You could fix that by holding a single nationwide primary, but that would for all intents and purposes rule out a lesser-known candidate from the start. A marginal candidate can mount a campaign when only a few states at a time are in play, and then gain momentum (and additional funding) with some early successes; witness, for example, Mike Huckabee in 2008, or Herman Cain last Fall before he flamed out due to personal issues. But with a single national primary, only the mega-wealthy and already-famous—like a Donald Trump—could run a viable campaign.
Let me offer some suggestions. One, eliminate winner-take-all contests in favor of proportional representation (like the DNC does). This ensures that second- and third-place finishers retain relevance heading down the campaign trail.
Two, eliminate open primaries. The primary process isn’t intended for the general public to decide who the nominees are, it’s intended for—in this case—the Republican Party to decide who its nominee will be. If you aren’t part of the party, why should you get any say in that? If you’re not a Republican and want a say in who gets nominated, start your own party and make your own nomination.
Third, streamline the calendar by lumping the states in buckets, similar to the Ohio Proposal the RNC rejected coming out of the 2008 elections. I would try to keep smaller states together, regionalize where I can to minimize travel expense, and keep each bundle with a mix of typically conservative and non-conservative states. I might also save the states with the biggest delegate jackpots for a final showdown, so there typically remain enough outstanding delegates to be won that those not currently at the top of the leaderboard are still in the game. And I’d compress the schedule and get it finished earlier, so the party and nominee can focus more time and resources on going after the Democrats heading into November.

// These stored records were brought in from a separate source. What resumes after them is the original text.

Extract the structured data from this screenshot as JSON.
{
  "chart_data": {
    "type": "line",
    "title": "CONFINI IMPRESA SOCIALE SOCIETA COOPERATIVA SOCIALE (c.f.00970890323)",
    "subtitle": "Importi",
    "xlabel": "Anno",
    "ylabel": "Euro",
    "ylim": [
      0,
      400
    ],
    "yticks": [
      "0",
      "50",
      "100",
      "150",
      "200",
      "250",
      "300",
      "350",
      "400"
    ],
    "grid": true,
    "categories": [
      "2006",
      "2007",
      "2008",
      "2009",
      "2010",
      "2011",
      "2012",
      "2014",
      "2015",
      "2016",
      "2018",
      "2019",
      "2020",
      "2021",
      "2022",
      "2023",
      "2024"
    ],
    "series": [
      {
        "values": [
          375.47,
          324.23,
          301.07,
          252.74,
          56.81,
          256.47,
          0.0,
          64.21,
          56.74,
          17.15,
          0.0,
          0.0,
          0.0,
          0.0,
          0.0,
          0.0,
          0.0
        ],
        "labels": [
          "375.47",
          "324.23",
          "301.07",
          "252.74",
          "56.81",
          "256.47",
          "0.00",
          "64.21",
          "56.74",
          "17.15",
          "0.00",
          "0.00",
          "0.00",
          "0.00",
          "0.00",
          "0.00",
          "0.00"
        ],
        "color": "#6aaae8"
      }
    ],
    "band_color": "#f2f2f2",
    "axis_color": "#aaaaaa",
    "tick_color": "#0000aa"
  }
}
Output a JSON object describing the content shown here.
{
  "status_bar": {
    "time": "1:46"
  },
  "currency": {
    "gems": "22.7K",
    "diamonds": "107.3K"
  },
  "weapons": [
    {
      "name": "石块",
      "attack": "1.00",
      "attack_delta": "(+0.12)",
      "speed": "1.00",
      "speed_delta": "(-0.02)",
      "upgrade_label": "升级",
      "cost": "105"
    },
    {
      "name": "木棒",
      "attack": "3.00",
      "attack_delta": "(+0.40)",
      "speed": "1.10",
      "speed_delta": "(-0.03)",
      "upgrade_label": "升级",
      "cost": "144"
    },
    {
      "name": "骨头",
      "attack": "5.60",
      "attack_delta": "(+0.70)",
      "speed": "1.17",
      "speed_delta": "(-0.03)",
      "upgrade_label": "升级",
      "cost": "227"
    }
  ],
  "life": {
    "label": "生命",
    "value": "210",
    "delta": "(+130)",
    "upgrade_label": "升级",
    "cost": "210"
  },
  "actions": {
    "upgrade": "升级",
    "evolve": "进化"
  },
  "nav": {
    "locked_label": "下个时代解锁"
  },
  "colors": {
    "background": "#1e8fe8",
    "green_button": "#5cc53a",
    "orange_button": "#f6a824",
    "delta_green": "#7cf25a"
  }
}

Just as an example, you might do something like this:
February 2—First Regional Test: Iowa, New Hampshire, Rhode Island, South Carolina, Vermont, West Virginia, (roughly 132 delegates at stake).
February 23—Battleground I: Indiana, Kentucky, Maine, Nebraska, New Jersey, Virginia, Wisconsin (roughly 291 delegates at stake).
March 13—Battleground II: Arkansas, Florida, Kansas, Michigan, Minnesota, North Dakota, Oklahoma (roughly 267 delegates at stake).
April 12—Second Regional Test: Alaska, Arizona, Hawaii, Nevada, Vermont, Wyoming (roughly 133 delegates at stake).
May 1—Battleground III: Colorado, Idaho, Oregon, Montana, New Mexico, South Dakota, Utah, Washington (roughly 256 delegates at stake).
May 18—Battleground IV: Alabama, Connecticut, Delaware, Louisiana, Maryland, Massachusetts, Mississippi (roughly 259 delegates at stake).
June 19—Final Showdown: California, Georgia, Illinois, Missouri, New York, North Carolina, Ohio, Pennsylvania, Tennessee, Texas (roughly 876 delegates—about 40% of the total—at stake).
July 4-6: Republican National Convention
My two cents, since I don’t get a vote.